I love to read old garden magazines. You learn a lot about the growth of…
This is the time of year that people flock to Flower Shows. It seems like each large city sponsors such an event.
Here in New England, Providence, Hartford, and, of course, Boston host Flower Shows that attract hundreds of visitors.
Last week I spent an afternoon at the Rhode Island Flower Show in Providence. Had a great time.
What is the attraction?
Gardeners like inspiration that such a Show might give.
Once at the New England Flower Show an attendee said he wanted to buy the garden that was on display for his own property. But the exhibit, I thought when I heard this story, is not a garden, but a staged event, produced for the show, often as a marketing tool.
People have an image of what their garden should look like.
We seem to always be on the search for more for that garden of our dreams.
We want something different and something better.
And, of course, advertising and marketing, like Flower Shows, fill that need.
The modern garden industry, like any business, creates a desire for its products.

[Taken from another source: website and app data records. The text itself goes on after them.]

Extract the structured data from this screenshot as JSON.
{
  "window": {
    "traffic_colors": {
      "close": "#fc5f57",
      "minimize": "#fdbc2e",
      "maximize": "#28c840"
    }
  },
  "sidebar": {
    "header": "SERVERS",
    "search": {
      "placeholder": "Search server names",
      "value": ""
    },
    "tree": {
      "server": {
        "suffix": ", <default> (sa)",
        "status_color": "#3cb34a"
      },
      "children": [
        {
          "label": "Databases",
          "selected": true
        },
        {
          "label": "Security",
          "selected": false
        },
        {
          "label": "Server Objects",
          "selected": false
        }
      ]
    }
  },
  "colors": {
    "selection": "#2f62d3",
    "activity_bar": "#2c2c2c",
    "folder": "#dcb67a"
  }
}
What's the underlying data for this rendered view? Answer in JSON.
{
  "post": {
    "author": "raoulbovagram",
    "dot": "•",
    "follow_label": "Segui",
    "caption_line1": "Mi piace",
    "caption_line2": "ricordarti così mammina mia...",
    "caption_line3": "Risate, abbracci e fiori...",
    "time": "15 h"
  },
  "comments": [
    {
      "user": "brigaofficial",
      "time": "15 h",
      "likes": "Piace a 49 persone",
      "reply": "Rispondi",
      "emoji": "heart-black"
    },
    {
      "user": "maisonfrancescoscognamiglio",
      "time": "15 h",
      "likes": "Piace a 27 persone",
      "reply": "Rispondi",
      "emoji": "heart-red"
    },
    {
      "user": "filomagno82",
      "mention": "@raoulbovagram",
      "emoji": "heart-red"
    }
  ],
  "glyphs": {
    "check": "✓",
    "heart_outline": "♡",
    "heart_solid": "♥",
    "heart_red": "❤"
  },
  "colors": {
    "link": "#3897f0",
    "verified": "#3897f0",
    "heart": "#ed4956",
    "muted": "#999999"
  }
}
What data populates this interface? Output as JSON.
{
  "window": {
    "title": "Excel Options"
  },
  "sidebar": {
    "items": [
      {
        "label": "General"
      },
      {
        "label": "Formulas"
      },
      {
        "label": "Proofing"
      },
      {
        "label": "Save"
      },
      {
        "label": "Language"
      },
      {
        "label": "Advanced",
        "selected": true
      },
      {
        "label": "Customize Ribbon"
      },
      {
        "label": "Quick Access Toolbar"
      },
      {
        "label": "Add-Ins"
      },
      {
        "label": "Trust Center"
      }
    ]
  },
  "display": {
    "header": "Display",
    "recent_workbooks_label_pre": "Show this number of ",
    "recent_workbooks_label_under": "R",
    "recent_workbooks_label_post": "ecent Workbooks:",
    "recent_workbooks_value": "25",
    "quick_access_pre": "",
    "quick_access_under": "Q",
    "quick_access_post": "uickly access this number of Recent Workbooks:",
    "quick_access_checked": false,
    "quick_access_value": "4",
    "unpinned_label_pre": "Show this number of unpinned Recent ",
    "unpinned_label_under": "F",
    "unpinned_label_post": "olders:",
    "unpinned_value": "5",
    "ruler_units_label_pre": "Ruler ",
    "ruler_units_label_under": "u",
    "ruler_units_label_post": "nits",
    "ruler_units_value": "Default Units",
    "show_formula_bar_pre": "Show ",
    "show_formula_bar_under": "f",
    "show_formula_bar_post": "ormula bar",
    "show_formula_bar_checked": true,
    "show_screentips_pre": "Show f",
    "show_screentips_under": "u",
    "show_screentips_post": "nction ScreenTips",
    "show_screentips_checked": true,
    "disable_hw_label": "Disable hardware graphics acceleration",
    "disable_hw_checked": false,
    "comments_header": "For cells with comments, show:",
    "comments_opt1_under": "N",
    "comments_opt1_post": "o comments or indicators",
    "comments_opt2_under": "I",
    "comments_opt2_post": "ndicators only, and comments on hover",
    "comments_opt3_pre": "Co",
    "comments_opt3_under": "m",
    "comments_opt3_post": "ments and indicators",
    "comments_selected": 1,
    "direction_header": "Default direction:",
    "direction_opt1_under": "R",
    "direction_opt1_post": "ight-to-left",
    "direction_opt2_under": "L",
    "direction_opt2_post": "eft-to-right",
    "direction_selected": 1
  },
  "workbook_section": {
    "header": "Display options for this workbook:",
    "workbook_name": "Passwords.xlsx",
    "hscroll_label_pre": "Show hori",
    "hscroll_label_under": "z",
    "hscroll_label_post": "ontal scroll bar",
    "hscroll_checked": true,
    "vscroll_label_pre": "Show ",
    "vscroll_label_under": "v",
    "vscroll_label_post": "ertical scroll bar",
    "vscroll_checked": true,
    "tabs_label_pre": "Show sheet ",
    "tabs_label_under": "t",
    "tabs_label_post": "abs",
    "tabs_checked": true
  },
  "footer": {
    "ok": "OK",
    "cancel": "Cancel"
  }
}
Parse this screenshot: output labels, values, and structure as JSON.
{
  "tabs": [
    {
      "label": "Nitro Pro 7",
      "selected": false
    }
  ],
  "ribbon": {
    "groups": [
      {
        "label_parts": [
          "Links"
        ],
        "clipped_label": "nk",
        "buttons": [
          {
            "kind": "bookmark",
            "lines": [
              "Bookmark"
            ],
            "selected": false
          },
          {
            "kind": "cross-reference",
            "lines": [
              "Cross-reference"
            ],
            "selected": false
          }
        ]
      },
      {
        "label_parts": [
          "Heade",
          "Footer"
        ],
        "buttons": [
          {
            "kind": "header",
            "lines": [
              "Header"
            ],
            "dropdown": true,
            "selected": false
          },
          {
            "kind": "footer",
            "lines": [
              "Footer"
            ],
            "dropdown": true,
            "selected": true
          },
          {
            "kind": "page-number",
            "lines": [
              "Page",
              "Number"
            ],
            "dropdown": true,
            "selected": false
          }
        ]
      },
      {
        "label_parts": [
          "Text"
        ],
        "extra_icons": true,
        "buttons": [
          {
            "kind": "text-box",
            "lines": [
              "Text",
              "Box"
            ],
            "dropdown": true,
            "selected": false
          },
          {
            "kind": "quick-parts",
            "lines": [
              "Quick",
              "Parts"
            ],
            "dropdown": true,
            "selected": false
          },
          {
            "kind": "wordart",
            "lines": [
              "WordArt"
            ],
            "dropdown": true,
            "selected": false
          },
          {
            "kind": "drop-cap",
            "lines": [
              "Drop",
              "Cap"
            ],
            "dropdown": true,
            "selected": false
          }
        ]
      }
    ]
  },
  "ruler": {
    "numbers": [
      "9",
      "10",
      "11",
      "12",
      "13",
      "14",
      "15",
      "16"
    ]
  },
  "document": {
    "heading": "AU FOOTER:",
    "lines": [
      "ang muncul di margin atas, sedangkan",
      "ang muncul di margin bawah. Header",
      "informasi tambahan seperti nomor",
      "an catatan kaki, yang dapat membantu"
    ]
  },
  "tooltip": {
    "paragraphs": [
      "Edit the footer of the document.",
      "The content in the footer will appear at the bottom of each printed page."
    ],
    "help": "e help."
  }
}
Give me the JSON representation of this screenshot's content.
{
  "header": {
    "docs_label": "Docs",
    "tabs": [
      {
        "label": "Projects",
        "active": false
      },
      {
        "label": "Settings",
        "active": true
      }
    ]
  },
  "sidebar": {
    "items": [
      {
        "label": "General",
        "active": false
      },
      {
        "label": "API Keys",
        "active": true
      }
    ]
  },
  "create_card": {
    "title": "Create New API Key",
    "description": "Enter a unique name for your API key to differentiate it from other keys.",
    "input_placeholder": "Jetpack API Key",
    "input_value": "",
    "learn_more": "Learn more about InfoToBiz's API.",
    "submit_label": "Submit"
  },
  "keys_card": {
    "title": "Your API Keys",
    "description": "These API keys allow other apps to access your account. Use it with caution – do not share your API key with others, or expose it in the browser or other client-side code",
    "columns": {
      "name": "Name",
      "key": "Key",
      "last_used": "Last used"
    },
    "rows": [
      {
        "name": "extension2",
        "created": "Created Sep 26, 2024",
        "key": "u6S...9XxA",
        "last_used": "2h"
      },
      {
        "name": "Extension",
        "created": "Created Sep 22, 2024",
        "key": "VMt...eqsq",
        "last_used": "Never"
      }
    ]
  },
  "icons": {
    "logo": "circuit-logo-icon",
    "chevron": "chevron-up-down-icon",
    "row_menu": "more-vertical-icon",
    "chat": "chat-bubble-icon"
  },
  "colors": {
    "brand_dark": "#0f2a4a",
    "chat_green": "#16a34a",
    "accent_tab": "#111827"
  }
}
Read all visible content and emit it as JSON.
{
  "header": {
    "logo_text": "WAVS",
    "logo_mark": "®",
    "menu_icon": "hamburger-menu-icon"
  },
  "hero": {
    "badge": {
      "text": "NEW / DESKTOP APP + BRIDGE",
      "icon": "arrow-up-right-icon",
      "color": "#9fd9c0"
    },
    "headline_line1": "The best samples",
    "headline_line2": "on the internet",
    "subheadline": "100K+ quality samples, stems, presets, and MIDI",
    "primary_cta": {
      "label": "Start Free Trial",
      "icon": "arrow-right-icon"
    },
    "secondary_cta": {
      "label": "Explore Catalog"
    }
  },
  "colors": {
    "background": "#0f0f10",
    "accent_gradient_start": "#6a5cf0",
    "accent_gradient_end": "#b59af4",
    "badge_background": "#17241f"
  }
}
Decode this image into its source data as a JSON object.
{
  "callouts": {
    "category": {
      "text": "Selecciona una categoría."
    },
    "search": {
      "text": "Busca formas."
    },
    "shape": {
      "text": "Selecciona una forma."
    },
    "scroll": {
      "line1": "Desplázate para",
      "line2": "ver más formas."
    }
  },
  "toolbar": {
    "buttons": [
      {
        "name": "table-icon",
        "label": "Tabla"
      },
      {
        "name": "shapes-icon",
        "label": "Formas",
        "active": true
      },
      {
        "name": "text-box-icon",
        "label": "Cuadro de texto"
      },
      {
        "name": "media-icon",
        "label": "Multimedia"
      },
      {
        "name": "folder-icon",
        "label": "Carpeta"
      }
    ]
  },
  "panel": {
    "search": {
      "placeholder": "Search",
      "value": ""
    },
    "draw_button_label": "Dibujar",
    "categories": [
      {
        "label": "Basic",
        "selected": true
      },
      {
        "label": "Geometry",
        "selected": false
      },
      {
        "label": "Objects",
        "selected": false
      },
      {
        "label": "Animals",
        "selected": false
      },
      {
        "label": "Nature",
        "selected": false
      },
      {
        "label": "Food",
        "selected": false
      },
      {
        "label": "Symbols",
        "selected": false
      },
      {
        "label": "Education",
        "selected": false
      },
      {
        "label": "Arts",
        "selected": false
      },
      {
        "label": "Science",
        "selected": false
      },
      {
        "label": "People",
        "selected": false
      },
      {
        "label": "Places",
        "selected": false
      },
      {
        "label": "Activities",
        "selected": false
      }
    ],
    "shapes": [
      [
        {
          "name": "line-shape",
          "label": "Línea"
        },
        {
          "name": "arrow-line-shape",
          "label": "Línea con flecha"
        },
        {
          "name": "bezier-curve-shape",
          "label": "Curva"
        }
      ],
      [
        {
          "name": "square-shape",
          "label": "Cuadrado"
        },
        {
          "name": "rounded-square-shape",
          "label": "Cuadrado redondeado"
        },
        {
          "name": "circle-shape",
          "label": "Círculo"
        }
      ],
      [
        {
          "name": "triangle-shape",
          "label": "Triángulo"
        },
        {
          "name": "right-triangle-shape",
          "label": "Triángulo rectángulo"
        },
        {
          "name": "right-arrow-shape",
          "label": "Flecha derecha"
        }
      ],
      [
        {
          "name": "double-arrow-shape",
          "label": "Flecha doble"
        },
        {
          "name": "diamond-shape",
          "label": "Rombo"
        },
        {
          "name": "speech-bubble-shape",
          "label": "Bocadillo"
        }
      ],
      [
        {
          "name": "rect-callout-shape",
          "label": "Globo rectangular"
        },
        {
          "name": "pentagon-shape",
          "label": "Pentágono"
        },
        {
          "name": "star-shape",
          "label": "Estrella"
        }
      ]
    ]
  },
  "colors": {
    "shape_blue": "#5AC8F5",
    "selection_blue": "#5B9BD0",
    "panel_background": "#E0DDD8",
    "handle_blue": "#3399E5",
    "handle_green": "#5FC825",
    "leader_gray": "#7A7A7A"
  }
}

The rose company George Thompson and Sons from Louisville, Kentucky wrote in its 1889 catalog: “Our collection of plants is very large and complete, but we are continually adding new and rare plants, and by so doing we hope to please the most fastidious.”
Spring Flower Shows, symbolized in the awards and ribbons displayed, also exhibit the best, the latest, and the newest for the gardener.